"Life is about not knowing, having to change, taking the moment and making the best of it without knowing what's going to happen next."

Monday, March 8, 2010

A Fun Marriage Tip

From: "Laugh your way to a better marriage." By Mark Gungor
     One of my favorite verses in the Bible reads, "Where no oxen are, the manger is clean, but much revenue comes by the strength of the ox" (Pro.14:4). The meaning is clear: If you have an ox, you're going to have ox poo. If you don't want any ox poo, then you have to get rid of the ox. But an ox is a good thing--we get "much revenue" from having an ox. So there's the quandary: If you want the benefit of having an ox, you're going to have to endure the poo that comes with it.

     Marriage is a good thing. We get "much revenue" from being joined to another person. However, there are problems. There is no such thing as a poo-free marriage.
     Nevertheless, marriage is wonderful. I love being married! And what's the alternative? Being alone for the rest of your life? That's no picnic, either. The point is, challenges come with every choice we make.
     Now, if all you are getting out of your marriage is a pile of poo, you have yourself one sick ox. I can help you with that.
     The problem is, many don't expect to find any poo at all in their marriage, and when they encounter stuff that stinks, they see it as a sign that they married the wrong person.

Sunday, March 7, 2010

Hikkoshi (引っ越し)

Phew! Thank you Jesus, we got the house, and we're moving. That's our room in its present condition. We're pretty much turning it upside-down.

We should be like the bubble, blowing free and unrestrained
I was playing with one of those kids bubble toys, where you put what is like glue at the tip of a short straw, and you blow into it to make bubbles.

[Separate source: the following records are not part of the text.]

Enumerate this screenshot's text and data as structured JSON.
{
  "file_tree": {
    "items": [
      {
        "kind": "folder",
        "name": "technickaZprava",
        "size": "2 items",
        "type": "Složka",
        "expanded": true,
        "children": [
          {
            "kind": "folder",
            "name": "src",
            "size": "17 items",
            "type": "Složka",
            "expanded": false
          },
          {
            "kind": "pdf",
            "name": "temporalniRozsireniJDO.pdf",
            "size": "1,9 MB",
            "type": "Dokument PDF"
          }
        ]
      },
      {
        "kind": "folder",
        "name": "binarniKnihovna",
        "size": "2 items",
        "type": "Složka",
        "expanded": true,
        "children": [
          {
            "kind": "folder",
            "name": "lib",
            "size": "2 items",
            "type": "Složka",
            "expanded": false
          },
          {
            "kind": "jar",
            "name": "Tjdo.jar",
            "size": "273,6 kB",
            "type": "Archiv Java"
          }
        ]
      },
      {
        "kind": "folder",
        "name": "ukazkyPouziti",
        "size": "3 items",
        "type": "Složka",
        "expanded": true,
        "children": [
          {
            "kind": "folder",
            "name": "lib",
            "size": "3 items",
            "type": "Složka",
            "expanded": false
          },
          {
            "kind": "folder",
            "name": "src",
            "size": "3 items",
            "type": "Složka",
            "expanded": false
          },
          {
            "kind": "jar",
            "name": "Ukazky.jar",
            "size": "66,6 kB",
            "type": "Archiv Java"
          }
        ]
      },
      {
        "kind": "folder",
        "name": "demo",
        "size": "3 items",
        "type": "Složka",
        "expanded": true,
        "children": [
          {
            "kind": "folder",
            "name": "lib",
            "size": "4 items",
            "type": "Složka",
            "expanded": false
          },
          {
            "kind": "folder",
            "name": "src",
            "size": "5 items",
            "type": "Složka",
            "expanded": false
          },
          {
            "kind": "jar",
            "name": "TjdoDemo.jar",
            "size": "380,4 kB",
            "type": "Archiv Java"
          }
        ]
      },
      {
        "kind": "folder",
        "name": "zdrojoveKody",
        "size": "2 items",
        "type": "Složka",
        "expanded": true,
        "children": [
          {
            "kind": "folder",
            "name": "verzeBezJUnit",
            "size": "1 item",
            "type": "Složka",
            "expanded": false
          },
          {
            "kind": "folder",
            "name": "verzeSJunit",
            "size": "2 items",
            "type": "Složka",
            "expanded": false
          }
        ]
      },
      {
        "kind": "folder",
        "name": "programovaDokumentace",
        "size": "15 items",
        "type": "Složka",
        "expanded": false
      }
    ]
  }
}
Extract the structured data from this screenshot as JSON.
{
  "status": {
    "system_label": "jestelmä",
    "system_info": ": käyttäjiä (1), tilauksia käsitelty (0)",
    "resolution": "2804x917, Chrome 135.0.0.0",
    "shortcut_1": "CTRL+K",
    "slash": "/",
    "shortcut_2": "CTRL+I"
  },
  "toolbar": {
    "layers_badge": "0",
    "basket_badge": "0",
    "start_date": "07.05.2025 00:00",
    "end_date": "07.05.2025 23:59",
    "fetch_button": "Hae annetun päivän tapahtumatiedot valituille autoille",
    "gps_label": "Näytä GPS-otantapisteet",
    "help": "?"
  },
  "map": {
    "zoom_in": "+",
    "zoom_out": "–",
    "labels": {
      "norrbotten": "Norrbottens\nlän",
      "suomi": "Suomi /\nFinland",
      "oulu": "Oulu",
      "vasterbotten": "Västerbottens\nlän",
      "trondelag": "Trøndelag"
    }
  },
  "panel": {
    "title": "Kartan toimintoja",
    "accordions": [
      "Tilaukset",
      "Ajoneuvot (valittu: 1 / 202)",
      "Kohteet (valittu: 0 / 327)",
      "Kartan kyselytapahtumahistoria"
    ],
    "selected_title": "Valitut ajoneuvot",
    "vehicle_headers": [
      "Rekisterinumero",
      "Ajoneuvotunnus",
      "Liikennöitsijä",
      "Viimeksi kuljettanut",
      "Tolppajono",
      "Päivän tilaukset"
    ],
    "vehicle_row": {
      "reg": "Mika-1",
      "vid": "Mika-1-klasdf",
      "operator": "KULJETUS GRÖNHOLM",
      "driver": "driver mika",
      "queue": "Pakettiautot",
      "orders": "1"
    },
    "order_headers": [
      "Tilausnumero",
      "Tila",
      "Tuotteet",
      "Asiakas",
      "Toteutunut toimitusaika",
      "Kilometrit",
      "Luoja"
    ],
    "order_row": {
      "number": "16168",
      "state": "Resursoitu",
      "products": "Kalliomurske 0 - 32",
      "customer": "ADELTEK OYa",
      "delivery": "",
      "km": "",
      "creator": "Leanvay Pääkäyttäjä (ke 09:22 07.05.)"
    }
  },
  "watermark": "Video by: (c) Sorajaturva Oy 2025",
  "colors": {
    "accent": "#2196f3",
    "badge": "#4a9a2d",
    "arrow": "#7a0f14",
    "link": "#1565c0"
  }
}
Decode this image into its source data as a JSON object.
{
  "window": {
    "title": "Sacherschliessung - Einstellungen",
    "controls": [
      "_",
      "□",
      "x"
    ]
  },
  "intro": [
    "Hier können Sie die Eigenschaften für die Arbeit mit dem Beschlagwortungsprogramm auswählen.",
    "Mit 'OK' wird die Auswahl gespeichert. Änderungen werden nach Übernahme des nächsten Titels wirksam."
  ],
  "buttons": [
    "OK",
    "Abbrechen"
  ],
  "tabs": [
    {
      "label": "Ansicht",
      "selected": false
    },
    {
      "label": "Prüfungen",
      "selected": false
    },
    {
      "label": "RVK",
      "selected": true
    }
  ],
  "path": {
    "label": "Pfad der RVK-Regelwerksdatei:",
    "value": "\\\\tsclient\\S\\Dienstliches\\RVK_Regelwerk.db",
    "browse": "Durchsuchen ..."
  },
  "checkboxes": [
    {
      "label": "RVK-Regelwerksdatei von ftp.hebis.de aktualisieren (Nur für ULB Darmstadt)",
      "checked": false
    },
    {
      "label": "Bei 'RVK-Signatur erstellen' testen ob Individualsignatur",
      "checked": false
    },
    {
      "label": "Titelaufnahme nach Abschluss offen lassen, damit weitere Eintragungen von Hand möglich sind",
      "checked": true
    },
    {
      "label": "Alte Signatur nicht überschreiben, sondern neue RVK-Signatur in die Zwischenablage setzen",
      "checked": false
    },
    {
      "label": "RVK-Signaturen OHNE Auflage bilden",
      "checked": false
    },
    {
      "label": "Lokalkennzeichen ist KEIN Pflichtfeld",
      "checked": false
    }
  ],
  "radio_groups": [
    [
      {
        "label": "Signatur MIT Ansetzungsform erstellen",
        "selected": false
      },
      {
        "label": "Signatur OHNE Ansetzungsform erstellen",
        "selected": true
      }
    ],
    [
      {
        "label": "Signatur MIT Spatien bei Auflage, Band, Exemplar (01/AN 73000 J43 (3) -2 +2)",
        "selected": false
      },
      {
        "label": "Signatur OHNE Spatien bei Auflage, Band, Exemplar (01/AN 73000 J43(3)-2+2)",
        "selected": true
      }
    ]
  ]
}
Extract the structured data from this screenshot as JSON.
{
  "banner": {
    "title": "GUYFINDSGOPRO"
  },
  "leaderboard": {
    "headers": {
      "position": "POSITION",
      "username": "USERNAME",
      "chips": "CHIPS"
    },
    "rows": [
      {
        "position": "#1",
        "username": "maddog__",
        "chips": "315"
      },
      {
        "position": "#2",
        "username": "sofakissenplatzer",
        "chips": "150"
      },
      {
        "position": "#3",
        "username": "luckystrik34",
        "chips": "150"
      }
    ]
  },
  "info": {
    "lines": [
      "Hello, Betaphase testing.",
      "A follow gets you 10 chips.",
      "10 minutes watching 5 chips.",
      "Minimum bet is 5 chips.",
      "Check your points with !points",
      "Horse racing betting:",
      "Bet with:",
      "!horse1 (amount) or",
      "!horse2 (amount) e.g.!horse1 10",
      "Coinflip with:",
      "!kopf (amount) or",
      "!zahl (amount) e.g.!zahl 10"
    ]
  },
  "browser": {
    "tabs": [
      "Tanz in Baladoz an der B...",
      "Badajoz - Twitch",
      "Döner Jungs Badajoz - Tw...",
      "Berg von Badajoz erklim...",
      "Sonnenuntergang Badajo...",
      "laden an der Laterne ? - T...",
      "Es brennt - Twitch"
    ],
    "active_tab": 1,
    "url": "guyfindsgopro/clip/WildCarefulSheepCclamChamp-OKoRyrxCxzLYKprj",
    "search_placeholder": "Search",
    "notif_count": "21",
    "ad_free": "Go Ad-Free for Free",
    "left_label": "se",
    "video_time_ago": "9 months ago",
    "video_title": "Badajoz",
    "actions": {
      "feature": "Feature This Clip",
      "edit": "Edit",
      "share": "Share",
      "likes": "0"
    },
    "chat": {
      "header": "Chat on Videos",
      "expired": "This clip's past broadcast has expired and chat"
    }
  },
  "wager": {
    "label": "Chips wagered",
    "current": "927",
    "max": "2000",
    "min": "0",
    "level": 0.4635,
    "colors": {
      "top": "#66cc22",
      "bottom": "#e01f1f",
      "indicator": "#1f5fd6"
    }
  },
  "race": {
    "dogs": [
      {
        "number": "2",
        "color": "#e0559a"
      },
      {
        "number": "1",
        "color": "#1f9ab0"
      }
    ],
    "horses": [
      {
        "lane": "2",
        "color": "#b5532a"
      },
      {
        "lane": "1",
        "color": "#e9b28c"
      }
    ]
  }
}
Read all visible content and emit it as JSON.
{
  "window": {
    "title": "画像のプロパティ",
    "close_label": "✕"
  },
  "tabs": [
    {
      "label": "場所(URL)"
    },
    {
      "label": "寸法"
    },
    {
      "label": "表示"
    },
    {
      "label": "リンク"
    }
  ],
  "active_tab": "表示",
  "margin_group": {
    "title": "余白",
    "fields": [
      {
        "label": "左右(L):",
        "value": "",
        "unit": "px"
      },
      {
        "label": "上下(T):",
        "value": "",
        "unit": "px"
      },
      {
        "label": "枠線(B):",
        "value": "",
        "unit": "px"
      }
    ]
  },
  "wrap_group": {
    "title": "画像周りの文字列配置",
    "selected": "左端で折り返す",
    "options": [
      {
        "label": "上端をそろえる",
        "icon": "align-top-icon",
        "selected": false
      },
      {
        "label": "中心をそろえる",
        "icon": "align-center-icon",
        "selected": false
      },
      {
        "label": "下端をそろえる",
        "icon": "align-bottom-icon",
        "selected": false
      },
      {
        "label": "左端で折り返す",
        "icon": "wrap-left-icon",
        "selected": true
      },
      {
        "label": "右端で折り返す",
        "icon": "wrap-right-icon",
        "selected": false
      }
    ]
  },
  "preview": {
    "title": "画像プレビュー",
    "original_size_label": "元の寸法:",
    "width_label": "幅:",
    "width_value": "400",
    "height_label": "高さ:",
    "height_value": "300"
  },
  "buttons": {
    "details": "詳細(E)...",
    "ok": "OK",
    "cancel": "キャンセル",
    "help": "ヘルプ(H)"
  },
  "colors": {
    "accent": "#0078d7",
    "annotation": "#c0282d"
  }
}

The point is to try to make it big. As I watched it blow in the air, I thought that that's kind of how we need to be in the Spirit--we need to flow where the wind blows us. And if it seems to be blowing us somewhere unknown or unfamiliar to us, we need to trust that we'll end up where we're meant to be, that we're in God's hands.

Wednesday, March 3, 2010


River made these little treats for Hina-matsuri.

     [Definition: The Japanese Doll Festival (雛祭り, Hina-matsuri?), or Girls' Day, is held on March 3.[1] Platforms covered with a red carpet are used to display a set of ornamental dolls (雛人形, hina-ningyō?) representing the Emperor, Empress, attendants, and musicians in traditional court dress of the Heian period.
  The custom of displaying dolls began during the Heian period. Formerly, people believed the dolls possessed the power to contain bad spirits. Hinamatsuri traces its origins to an ancient Japanese custom called hina-nagashi (雛流し?, lit. "doll floating"), in which straw hina dolls are set afloat on a boat and sent down a river to the sea, supposedly taking troubles or bad spirits with them. The Shimogamo Shrine (part of the Kamo Shrine complex in Kyoto) celebrates the Nagashibina by floating these dolls between the Takano and Kamo Rivers to pray for the safety of children. People have stopped doing this now because of fishermen catching the dolls in their nets. They now send them out to sea, and when the spectators are gone they take the boats out of the water and bring them back to the temple and burn them.]

Deryk and Kenj with their most playful uncle--Daiki.